  • Sally

    My father was born and raised in Washington DC, as was his father before him.  My sisters and I were all raised in DC and attended DC public schools.  Though we live outside DC today, I take great offense at someone who calls themselves a “native Washingtonian” but was actually raised in Maryland or Virginia.  My family had a perspective of Washington from the 1900′s thru the 1970′s  that few who lived outside the city could possibly identify with. 

  • Ollie Pooeater

    This issue and discussion could be the stupidest veneer for a lack of basic self esteem that I’ve ever seen. Is this seriously the best you can do? Argue about who’s “native-r”?

    No one cares that you’re a native and being a native doesn’t earn you a gold star. If it even got 1 person laid, I’d be floored.

    Is this a serious discussion blog, or a discussion for 14 year olds?

  • kelli

    what a pointlless argument to have! that’s my take. people should spend more time being kind to others and less time fussing about who’s in & who’s out.

  • Jwms922

    If you would ask any native
    Washingtonian who is the godfather of soul they would simply say Chuck Brown if
    you would ask them who is the mayor for life they would say Marion Barry if you
    were to ask them where is the big chair they would simply say good Hope road
    and Martin Luther King Avenue.  If you
    were to ask them where was new Jack city they would simply say Clifton
    Terrace.  If you were to ask them on
    Friday’s where do they hand dance they would say everybody knows at the Château
    on Benning Road. If you
    were to ask them what hospital were they born and the answer Freedmans you
    would know that they mean Howard University
    Hospital. If you were not born at a
    hospital within the boundaries of Washington, DC
    you are not a Washingtonian and if you did not go to one of the schools within
    the boundaries of DC until adulthood after being born at one of the local
    hospitals then you’re not a indigenous native Washingtonian.  Be proud of where you came from and claim the
    skin you are in.  Life is beautiful!

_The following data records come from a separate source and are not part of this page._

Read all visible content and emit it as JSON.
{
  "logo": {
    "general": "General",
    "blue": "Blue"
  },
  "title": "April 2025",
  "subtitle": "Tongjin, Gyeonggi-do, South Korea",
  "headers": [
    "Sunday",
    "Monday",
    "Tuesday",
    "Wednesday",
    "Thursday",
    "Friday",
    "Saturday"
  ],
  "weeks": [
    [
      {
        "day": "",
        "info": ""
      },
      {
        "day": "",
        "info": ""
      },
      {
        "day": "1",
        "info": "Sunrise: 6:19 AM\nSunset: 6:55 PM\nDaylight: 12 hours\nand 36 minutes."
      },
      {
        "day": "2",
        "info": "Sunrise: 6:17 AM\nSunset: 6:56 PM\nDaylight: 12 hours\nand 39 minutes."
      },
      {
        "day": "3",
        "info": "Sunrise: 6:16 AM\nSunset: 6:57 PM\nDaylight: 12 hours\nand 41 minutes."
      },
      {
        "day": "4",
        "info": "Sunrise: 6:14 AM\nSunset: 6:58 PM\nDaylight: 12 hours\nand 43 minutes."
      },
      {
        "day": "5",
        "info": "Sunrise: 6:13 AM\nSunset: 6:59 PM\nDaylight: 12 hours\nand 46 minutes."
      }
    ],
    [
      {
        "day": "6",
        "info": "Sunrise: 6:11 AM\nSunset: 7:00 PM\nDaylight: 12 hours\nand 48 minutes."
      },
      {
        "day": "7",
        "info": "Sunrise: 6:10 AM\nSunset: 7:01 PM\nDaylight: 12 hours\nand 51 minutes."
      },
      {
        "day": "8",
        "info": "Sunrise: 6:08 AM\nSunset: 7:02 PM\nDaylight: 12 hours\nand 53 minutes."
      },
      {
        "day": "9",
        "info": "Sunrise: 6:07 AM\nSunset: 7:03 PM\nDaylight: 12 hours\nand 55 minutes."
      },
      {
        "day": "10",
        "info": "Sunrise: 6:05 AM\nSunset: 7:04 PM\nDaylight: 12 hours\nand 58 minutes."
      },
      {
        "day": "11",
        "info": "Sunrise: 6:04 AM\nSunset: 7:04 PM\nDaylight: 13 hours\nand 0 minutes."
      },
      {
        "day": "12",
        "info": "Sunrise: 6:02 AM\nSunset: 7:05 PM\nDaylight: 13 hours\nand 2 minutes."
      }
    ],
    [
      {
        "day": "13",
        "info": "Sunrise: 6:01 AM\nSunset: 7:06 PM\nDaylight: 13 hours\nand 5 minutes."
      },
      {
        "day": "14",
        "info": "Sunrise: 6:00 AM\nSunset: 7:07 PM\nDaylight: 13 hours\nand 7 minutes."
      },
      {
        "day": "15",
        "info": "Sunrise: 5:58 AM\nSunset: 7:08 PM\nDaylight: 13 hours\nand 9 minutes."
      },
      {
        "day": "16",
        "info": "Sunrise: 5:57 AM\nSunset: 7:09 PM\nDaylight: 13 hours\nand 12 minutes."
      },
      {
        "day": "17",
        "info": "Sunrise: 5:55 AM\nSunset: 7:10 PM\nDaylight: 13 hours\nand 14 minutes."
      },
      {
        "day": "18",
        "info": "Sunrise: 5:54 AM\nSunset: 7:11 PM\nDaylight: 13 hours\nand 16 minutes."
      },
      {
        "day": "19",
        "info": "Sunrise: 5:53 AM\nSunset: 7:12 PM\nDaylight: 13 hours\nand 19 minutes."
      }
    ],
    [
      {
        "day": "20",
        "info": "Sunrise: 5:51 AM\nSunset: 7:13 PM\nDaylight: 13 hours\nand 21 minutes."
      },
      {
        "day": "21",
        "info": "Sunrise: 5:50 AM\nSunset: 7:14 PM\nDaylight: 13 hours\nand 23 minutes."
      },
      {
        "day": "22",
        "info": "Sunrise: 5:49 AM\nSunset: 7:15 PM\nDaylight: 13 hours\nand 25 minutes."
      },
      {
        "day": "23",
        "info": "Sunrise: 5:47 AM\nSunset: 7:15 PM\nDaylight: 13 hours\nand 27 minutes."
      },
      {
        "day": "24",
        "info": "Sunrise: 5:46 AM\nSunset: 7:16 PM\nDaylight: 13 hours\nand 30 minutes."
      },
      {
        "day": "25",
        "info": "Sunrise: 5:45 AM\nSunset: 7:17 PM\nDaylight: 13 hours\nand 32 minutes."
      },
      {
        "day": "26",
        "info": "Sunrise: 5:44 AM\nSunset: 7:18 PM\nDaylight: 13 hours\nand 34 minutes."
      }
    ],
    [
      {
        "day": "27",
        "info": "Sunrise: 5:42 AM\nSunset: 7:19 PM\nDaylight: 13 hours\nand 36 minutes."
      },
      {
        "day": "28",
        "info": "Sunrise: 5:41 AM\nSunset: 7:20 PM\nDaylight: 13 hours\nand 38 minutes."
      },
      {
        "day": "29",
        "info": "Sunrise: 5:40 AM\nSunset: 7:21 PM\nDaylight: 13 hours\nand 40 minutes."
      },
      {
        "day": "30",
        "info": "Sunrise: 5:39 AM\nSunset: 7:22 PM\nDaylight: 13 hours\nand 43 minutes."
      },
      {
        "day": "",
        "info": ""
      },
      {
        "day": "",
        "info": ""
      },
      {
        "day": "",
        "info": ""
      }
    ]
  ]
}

  • Soulshadow55

    Coco and Jwms922: I’m right there with you two.  I was born in D.C.   In my case at Columbia Hospital for Women.  I’m a third generation Washingtonian.  I grew up in D.C., went to D.C. public schools and graduated from UDC.  Although some of my family members have moved to P.G. County I’ve never lived anyplace else.  I always say they are going to have to take me kicking and screaming!!  I love D.C., I love the energy of the City, I love being able to walk anywhere I want, I love the corner stores and neighborhoods.  I love the kids playing on the streets and riding their bikes all over the neighborhood.  If you grew up in the suburbs I think it would be better to answer that you grew up in the Washington, D.C. area, but you’re not from D.C.  I was blessed to be able to buy a house in my old neighborhood and stay where I grew up.  But I know that I’m a dinosaur as all my old friends and school mates are gone.  They’ve been pushed out by skyrocketing rents and gentrification.  I think what bothers me about the attitude of some of the new people who’ve moved into D.C. is that they seem to think they’ve come to rescue D.C. from the ignorant heathens.  Now it’s their time and their responsibility to take it back.  Like the City is too good and too important to be occupied by all these black people.  Some of the new people in my neighborhood look at me like I have two heads because I’m black and still live in an area where in 1996 a row house went for $159,000 but now sells for $600,000.  I don’t care the suburban attitudes of people who think they can tell you what color you can paint your house or whether you should be able to add a second or third story to it.  Those nosy, self-important people who love to mind everyone else’s business.  Those are the people who I fear are increasingly moving into the City.  As well as the people who don’t understand that native Washingtonians have a history here in D.C. that they see being washed away.  Everyone understands that progress has and will come but the level of sensitivity and understanding lacking.